- Walgreen Boots Alliance, the company that owns Walgreens, made steps in diversifying its senior leadership, according to its 2020-2021 diversity, equity and inclusion report released Sept. 29. In 2019, 10% of the company's board of directors were people of color; currently, 25% of board members are people of color. WBA also increased the percentage of women on its board, moving from 30% in 2019 to 41.7% today. On March 15, 2021, WBA appointed Rosalind (Roz) Brewer as CEO, making it 1 of 2 companies in the Fortune 500 with a Black female CEO.
- Other actions WBA made included adding "equity" to its "diversity and inclusion" platform, adding "inclusion" to its other corporate values, establishing the Vaccine Equity Initiative to create equitable access to vaccines, and diversifying its supply offering, especially integrating more beauty and hair products for Black women.

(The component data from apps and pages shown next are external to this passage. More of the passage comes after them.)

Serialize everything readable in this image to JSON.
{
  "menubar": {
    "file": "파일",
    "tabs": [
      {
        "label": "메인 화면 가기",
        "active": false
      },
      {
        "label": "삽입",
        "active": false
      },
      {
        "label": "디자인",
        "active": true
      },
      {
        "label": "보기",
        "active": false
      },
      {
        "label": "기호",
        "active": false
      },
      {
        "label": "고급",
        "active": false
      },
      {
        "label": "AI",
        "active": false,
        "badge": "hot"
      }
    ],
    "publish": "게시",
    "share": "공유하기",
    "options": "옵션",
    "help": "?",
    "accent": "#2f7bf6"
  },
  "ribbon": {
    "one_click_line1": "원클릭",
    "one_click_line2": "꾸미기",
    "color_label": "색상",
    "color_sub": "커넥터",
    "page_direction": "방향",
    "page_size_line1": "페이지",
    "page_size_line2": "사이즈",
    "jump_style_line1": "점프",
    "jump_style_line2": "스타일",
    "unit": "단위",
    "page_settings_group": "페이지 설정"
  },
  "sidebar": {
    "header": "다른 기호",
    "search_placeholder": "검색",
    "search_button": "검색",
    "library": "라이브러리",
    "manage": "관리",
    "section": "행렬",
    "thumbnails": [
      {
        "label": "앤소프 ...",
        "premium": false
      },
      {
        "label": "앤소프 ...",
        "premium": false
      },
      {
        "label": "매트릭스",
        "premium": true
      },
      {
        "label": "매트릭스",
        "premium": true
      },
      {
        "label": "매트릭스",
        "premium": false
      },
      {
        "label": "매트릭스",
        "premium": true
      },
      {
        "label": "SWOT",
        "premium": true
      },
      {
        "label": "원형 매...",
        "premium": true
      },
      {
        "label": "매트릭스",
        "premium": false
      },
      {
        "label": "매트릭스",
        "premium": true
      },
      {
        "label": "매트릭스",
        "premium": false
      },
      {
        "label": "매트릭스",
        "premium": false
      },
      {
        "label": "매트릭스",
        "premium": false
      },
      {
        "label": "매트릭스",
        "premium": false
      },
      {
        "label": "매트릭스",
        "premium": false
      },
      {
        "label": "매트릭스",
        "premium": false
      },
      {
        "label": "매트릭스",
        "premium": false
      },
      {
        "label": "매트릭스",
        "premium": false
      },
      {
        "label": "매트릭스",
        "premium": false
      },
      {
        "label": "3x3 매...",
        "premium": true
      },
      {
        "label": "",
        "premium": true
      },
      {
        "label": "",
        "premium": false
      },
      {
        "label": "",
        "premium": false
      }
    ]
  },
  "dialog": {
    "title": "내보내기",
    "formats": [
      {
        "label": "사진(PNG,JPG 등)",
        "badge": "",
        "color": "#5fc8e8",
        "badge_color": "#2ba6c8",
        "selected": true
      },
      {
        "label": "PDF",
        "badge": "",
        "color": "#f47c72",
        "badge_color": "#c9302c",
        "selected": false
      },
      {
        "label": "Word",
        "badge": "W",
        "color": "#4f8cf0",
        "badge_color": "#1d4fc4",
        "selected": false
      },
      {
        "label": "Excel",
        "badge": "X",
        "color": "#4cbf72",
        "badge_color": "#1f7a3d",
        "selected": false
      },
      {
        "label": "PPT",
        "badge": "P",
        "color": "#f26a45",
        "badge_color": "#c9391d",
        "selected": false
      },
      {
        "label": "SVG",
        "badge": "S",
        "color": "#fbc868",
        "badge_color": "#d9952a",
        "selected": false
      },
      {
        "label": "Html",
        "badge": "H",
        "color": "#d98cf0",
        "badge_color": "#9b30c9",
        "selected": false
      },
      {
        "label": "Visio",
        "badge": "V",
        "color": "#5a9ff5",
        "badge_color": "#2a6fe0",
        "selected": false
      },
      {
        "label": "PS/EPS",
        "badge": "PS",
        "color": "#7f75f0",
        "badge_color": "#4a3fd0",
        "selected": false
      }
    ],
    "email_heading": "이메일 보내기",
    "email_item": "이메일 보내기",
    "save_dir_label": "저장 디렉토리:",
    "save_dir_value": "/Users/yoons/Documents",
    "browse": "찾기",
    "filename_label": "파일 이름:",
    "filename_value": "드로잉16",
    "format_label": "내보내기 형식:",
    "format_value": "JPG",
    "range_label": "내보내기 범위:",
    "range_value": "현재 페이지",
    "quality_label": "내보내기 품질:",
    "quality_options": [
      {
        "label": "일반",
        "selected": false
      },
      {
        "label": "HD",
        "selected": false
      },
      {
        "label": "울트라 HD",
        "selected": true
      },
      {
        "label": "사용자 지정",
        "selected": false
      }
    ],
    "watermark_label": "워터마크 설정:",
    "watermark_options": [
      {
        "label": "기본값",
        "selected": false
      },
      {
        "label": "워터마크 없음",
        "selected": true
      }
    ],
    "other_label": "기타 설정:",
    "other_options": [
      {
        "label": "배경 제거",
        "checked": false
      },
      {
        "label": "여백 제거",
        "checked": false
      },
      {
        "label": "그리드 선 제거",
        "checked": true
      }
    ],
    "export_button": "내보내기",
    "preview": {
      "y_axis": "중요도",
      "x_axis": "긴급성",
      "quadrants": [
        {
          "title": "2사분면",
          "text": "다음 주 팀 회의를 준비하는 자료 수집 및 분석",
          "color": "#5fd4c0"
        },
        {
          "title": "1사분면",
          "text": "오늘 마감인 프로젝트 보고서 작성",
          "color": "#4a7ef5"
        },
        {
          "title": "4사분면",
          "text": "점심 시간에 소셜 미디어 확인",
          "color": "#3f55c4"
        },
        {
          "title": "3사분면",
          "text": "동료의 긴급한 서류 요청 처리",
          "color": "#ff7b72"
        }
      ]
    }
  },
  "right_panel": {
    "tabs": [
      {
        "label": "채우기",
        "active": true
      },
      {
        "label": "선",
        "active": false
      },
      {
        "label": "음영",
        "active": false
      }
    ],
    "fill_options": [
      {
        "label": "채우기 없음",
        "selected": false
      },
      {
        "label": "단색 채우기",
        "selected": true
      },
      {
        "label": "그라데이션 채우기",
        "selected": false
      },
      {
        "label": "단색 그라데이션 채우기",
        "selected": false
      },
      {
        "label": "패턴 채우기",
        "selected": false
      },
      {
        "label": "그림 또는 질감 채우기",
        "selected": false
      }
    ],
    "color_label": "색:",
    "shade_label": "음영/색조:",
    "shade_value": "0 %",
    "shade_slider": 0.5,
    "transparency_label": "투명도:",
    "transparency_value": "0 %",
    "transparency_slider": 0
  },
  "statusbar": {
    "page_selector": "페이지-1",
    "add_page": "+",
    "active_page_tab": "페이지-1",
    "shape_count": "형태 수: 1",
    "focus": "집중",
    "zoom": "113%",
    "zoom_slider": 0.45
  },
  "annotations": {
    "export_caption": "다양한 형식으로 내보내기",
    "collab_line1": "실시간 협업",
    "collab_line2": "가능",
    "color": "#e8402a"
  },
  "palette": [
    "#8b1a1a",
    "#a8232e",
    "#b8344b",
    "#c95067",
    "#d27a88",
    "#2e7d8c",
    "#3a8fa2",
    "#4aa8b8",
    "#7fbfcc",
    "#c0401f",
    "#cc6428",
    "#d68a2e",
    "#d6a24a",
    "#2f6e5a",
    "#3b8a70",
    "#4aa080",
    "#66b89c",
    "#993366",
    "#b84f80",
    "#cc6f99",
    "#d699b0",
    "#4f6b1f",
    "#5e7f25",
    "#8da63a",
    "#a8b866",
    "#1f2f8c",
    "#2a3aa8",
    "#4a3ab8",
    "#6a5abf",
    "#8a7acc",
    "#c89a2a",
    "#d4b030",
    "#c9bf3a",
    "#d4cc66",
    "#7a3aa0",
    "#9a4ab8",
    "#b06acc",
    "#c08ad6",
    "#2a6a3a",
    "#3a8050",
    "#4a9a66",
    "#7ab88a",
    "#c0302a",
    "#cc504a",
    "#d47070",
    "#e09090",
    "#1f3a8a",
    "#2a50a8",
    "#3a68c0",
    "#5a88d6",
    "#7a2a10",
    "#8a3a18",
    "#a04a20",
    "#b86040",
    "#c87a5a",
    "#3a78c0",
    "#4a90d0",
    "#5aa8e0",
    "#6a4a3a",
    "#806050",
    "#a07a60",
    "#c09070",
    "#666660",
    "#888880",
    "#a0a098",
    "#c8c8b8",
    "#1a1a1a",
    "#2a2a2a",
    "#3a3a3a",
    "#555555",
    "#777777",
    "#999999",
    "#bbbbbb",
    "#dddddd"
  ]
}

- WBA's current corporate DEI goals include increasing representation for women globally by 3% over the prior year, increasing representation of underrepresented racial and ethnic groups in U.S. leadership roles by 2% over the prior year, ensuring 100% use of diverse candidate slates and diverse interview panels for for leadership roles and spending $500 million with Tier 1 diverse suppliers. Meeting these goals will account for 10% of fiscal 2021 WBA bonus criteria.
Diversity in leadership is often where companies fall short in their DEI goals. While Target made strides in 2020, for example, White people remain overrepresented among its leaders compared with people of color; 50% of Target's team members overall are people of color, but that same group makes up 24% of its leadership team. Despite its strides, WBA has similar numbers.
Such discrepancies in representation among senior leaders are common. People of color face a number of well-recorded challenges on their way to the C-suite, according to a Gartner report from this past summer, including slower rates of promotion and a "worse perception of leadership potential." According to the report, HR managers suggested a lack of "diverse leadership talent in the pipeline" was responsible for the poor representation.
With last year's heightened focus on DEI, several strategies have emerged to help organizations overcome this challenge. The role of mentorship in helping underrepresented groups rise through the ranks has become clear, particularly as a 2019 Center for Talent Innovation survey found that nearly 3 in 4 senior leaders had mentees that were of the same race and gender, fostering so-called mini-me syndrome.
HR teams can also focus more attention on the hiring process, using strategies that prioritize inclusion, like team-based hiring efforts that allow more people to weigh in on candidates and ensuring evaluation criteria are up to date.